The most challenging trail to the chalet is the Swiftcurrent Trail, which takes you on 7.5 miles of stunning scenery, including that of Sherburne Valley, and up 2,285 feet. The trailhead is located at the west end of Swiftcurrent Store parking lot in Many Glacier. It’s one mile west of Many Glacier Hotel.
7. Rising Sun Motor Inn & Cabins
Built in 1940, the Rising Sun Motor Inn & Cabins are located along Going-to-the-Sun Road six miles west of St. Mary Visitor’s Center, 12 miles from Logan Pass where you are more than likely to spot mountain goats off the trail and a quarter-mile stroll from St. Mary Lake.
Choose between three different accommodations: Store Motel Room, Cabin Room or Motor Inn Room. The decor is reminiscent of a 1950s-era motel. All have private bathrooms.
8. Many Glacier Hotel
There’s only one road to this hotel accessed from the east side of the park. Because you cannot get to it from the Going-to-the-Sun Road, it has an extra remote feeling.
Built in 1914-15 and partially renovated in 2016, the Many Glacier Hotel is the largest hotel in the park with 205 guest rooms, plus seven family rooms and two suites. The five-story hotel presides over Swiftcurrent Lake in an area known as the “Switzerland of North America.” And there’s plenty of cultural nods to this area’s Swiss-like landscape, including Heidi’s Snack Shop and the Swiss Lounge.
The Ptarmigan Dining Room was renovated in 2011 to restore its historic features and offers breakfast, lunch and dinner. In the lounge located in the Ptarmigan Dining Room, you can order locally inspired drinks like “At Day’s End” that consists of lemongrass infused Trailhead Spirits Great North Vodka (from Billings, Mont.), fresh squeezed lemon juice, grapefruit syrup and sage leaf or the “Trail Crew Mule” that is made with Headframe Spirits High Ore Vodka (out of Butte, Mont.), citrus simple syrup, ginger beer and lime.
9. Swiftcurrent Motor Inn & Cabins

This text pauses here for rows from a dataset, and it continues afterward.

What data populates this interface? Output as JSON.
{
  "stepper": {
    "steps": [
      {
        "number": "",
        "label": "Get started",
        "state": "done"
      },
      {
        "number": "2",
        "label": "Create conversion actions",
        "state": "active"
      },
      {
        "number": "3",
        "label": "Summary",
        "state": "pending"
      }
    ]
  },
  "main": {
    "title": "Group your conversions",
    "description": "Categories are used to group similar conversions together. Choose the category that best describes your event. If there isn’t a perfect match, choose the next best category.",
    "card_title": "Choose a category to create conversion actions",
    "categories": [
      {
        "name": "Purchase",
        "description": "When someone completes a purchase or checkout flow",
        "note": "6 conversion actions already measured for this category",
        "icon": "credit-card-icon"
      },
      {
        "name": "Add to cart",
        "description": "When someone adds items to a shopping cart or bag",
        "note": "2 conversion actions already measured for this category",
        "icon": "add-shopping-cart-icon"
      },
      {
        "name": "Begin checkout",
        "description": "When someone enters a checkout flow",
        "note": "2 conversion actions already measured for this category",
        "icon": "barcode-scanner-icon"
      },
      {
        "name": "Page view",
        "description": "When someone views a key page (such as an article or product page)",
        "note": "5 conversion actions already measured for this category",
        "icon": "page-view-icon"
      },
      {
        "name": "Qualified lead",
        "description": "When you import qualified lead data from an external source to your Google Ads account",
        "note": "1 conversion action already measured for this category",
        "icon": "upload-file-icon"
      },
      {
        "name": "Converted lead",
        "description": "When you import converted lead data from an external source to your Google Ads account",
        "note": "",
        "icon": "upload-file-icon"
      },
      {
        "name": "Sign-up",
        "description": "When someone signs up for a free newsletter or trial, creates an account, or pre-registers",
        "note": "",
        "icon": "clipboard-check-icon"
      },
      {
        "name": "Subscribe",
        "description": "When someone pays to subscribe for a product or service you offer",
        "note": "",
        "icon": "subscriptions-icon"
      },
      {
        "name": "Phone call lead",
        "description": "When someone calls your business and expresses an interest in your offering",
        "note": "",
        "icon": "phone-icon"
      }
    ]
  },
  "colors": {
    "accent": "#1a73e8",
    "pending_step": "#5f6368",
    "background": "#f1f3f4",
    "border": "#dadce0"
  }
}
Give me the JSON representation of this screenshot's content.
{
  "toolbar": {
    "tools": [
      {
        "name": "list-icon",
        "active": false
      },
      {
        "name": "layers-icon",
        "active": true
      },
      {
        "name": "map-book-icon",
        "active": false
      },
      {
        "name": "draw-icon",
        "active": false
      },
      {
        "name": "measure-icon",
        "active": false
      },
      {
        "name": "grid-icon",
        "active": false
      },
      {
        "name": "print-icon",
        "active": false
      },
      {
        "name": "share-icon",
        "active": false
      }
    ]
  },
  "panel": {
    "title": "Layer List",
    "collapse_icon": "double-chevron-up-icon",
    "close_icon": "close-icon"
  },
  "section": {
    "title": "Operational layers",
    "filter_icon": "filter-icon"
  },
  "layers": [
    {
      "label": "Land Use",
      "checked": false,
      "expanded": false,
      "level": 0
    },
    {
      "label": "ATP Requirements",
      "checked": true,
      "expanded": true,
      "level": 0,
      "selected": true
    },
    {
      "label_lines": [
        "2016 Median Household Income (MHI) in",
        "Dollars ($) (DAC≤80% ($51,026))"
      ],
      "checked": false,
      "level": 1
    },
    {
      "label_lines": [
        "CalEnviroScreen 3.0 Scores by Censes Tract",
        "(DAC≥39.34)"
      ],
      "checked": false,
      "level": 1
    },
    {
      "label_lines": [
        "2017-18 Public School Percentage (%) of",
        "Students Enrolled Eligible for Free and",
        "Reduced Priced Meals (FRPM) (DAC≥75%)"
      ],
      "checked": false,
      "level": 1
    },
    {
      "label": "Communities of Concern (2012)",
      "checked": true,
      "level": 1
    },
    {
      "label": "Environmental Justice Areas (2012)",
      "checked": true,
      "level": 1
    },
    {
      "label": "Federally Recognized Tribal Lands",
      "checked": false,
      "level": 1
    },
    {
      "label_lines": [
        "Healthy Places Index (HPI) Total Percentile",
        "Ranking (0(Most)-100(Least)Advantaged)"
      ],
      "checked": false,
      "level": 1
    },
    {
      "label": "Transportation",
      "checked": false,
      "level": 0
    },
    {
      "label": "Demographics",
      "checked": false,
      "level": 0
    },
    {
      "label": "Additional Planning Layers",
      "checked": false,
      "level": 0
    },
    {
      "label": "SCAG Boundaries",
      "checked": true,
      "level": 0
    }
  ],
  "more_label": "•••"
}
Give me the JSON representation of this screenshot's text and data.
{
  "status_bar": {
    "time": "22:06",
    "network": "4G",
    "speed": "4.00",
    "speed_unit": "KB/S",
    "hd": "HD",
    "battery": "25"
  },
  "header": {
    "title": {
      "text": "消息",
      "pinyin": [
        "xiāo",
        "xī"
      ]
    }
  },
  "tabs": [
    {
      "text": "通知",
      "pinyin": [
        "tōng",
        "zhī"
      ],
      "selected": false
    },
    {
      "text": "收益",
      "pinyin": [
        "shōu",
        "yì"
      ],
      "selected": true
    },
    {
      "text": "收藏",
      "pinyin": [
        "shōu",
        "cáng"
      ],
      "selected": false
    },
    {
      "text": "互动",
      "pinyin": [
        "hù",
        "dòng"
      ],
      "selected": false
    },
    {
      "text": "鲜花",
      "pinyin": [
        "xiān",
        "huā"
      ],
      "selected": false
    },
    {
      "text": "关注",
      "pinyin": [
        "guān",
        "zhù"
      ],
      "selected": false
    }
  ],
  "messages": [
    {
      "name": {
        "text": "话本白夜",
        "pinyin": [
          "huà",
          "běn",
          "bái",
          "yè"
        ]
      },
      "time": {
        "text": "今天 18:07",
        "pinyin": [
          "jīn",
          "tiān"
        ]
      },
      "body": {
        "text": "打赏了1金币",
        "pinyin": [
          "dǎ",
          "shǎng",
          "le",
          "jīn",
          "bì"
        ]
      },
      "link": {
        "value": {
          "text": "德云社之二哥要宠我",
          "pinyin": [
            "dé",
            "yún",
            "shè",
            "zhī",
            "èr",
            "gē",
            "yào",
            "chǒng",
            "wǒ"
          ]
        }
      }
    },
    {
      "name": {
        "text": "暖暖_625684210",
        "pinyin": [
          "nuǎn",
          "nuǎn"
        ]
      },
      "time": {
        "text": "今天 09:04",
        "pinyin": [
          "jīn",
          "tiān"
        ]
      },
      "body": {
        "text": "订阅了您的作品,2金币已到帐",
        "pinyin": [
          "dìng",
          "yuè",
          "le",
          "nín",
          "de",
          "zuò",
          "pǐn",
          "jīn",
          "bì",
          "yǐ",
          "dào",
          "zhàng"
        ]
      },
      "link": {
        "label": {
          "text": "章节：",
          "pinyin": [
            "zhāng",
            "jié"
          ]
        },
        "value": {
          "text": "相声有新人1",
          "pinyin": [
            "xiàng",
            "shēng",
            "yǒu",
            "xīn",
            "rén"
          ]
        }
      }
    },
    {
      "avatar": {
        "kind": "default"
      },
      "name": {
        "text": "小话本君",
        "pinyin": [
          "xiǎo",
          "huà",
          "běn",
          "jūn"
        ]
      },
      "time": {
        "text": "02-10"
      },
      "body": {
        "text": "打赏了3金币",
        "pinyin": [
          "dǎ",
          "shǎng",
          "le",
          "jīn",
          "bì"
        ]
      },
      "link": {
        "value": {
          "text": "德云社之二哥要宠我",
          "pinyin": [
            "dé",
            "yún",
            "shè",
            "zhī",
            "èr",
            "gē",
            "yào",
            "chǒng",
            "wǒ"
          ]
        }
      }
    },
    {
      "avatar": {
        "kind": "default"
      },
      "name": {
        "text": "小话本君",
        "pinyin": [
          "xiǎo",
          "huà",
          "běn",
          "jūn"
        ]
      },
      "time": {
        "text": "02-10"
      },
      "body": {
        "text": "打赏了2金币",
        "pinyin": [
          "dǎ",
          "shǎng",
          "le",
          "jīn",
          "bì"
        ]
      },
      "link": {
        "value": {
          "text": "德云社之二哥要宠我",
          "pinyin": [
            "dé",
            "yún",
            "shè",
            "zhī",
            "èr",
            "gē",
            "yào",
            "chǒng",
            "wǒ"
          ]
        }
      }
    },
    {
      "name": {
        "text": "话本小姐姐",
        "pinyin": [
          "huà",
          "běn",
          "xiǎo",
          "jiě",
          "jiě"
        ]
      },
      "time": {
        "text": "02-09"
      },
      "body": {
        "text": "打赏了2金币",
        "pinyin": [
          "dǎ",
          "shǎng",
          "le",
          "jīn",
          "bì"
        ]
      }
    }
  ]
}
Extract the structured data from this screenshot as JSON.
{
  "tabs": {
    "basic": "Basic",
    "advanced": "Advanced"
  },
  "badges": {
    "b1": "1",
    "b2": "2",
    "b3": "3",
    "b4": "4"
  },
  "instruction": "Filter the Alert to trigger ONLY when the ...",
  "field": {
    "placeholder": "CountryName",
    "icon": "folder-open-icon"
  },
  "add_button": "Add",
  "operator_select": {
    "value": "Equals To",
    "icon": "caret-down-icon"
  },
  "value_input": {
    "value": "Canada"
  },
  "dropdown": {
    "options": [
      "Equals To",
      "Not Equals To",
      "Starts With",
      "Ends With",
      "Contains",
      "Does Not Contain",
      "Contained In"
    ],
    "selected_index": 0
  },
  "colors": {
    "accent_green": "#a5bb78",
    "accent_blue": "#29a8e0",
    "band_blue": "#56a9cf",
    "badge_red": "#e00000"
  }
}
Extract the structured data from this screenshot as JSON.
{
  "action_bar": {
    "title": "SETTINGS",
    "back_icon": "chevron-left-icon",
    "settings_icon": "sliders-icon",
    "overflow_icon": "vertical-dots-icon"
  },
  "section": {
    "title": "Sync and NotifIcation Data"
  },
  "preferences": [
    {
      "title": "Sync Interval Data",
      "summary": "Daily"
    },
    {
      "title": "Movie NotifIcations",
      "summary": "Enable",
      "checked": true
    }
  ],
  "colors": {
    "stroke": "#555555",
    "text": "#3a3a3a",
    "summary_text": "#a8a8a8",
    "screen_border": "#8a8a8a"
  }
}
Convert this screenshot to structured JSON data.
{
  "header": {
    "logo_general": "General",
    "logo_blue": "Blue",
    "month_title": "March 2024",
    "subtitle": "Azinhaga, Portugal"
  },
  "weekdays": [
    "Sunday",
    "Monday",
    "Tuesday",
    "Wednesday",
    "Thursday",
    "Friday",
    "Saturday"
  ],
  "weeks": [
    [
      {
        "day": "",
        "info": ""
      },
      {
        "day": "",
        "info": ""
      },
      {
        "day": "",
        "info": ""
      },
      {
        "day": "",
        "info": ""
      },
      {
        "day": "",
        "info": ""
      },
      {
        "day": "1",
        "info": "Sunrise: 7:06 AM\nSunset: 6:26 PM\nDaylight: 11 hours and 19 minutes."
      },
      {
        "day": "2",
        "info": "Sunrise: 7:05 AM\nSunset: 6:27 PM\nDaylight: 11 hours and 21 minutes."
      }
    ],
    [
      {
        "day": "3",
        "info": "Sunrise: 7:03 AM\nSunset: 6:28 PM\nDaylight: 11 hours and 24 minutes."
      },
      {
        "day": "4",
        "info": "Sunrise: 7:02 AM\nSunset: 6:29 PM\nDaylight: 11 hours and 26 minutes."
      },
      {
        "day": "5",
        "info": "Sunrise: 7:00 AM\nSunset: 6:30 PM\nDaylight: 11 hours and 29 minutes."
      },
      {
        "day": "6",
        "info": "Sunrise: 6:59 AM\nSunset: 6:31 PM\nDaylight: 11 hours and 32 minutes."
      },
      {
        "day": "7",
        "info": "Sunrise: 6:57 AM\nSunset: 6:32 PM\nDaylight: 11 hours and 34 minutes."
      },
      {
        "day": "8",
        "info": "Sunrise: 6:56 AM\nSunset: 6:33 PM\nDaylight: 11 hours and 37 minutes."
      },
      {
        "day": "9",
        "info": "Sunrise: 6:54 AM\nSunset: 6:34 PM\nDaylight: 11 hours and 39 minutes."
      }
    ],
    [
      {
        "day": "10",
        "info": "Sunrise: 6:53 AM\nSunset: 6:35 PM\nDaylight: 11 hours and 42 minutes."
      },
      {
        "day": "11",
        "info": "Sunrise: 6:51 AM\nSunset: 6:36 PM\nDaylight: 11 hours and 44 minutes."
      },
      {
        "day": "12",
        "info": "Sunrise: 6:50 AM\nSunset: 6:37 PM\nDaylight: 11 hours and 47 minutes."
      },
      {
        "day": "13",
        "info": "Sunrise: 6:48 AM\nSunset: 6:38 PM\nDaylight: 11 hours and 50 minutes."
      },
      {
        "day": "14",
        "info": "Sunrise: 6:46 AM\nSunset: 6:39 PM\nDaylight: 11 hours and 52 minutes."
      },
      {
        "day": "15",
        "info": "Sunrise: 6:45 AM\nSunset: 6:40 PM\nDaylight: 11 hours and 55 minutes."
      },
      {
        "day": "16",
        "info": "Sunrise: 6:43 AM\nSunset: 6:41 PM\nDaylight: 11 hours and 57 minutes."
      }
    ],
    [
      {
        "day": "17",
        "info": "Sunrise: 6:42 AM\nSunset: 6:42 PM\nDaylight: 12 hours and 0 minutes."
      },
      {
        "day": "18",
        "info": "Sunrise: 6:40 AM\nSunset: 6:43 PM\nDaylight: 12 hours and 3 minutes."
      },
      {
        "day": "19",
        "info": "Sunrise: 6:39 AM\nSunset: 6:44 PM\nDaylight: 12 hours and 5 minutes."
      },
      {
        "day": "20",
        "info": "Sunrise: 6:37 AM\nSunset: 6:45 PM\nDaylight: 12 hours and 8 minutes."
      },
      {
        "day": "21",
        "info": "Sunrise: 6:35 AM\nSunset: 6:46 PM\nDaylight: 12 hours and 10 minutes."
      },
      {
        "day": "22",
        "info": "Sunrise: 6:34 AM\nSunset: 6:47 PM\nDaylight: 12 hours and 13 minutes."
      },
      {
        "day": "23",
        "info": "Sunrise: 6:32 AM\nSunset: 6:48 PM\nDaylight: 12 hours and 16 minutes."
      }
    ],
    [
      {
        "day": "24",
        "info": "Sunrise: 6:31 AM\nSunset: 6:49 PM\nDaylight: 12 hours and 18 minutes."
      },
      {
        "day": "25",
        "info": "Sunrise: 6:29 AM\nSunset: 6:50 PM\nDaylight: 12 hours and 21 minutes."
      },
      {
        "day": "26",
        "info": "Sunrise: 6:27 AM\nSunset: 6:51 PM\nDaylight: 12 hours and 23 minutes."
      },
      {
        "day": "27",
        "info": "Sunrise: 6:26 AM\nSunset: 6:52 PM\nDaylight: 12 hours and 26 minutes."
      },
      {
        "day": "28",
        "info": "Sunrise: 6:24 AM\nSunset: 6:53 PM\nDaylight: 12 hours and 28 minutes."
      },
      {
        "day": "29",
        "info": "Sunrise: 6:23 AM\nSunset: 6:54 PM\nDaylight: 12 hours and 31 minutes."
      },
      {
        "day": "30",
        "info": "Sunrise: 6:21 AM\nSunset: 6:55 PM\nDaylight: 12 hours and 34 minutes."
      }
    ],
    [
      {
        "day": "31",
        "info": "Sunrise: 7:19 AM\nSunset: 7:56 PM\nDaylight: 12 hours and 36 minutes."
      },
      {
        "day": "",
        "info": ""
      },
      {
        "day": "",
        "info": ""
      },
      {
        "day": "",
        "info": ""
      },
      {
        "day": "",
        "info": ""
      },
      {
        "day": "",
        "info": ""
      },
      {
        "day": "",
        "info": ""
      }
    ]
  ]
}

Swiftcurrent Motor Inn & Cabin a mile from the hotel. Choose between rustic cabins and motel inn-style rooms with or without private bathrooms. Beyond enjoy miles of spectacular hiking trails, including the Ptarmigan Tunnel built to help hikers and horseback riders avoid a treacherous section of trail.
For Lodging Reservations:
Glacier National Park Lodges/Xanterra Parks & Resorts
Operates the Village Inn Motel, Lake McDonald Lodge, Rising Sun Motor Inn, Swiftcurrent Motor Inn, and Many Glacier Hotel.
- (855) 733-4522 - (855) SEE-GLACIER
- Outside the United States (303) 265-7010
Glacier Park Inc.
Operates the Apgar Village Lodge and Motel Lake McDonald.
- (406) 892-2525
Operates Sperry Chalet and Granite Park Chalet.